▸ WORK INSTRUCTIONS
The data below should be duplicated in full, unchanged.

*** Opening of RECORDS PROVIDED ***

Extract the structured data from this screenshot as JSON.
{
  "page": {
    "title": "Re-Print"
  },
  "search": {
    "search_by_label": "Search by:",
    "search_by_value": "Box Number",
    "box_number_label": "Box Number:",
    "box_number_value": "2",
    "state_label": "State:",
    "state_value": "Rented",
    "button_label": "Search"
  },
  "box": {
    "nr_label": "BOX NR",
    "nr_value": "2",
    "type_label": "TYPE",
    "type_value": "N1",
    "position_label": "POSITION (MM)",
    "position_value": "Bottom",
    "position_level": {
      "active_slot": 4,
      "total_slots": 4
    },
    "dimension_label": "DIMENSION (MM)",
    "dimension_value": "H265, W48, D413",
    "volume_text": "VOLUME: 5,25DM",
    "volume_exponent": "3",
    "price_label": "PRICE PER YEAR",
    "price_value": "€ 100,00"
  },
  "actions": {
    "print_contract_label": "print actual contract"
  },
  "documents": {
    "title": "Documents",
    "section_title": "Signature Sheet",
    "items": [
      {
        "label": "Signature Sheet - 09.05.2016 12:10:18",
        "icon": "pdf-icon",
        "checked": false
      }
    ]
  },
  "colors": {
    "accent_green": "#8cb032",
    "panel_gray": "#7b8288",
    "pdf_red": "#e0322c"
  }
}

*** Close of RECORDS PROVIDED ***

▸ RESULT
Extract the structured data from this screenshot as JSON.
{
  "page": {
    "title": "Re-Print"
  },
  "search": {
    "search_by_label": "Search by:",
    "search_by_value": "Box Number",
    "box_number_label": "Box Number:",
    "box_number_value": "2",
    "state_label": "State:",
    "state_value": "Rented",
    "button_label": "Search"
  },
  "box": {
    "nr_label": "BOX NR",
    "nr_value": "2",
    "type_label": "TYPE",
    "type_value": "N1",
    "position_label": "POSITION (MM)",
    "position_value": "Bottom",
    "position_level": {
      "active_slot": 4,
      "total_slots": 4
    },
    "dimension_label": "DIMENSION (MM)",
    "dimension_value": "H265, W48, D413",
    "volume_text": "VOLUME: 5,25DM",
    "volume_exponent": "3",
    "price_label": "PRICE PER YEAR",
    "price_value": "€ 100,00"
  },
  "actions": {
    "print_contract_label": "print actual contract"
  },
  "documents": {
    "title": "Documents",
    "section_title": "Signature Sheet",
    "items": [
      {
        "label": "Signature Sheet - 09.05.2016 12:10:18",
        "icon": "pdf-icon",
        "checked": false
      }
    ]
  },
  "colors": {
    "accent_green": "#8cb032",
    "panel_gray": "#7b8288",
    "pdf_red": "#e0322c"
  }
}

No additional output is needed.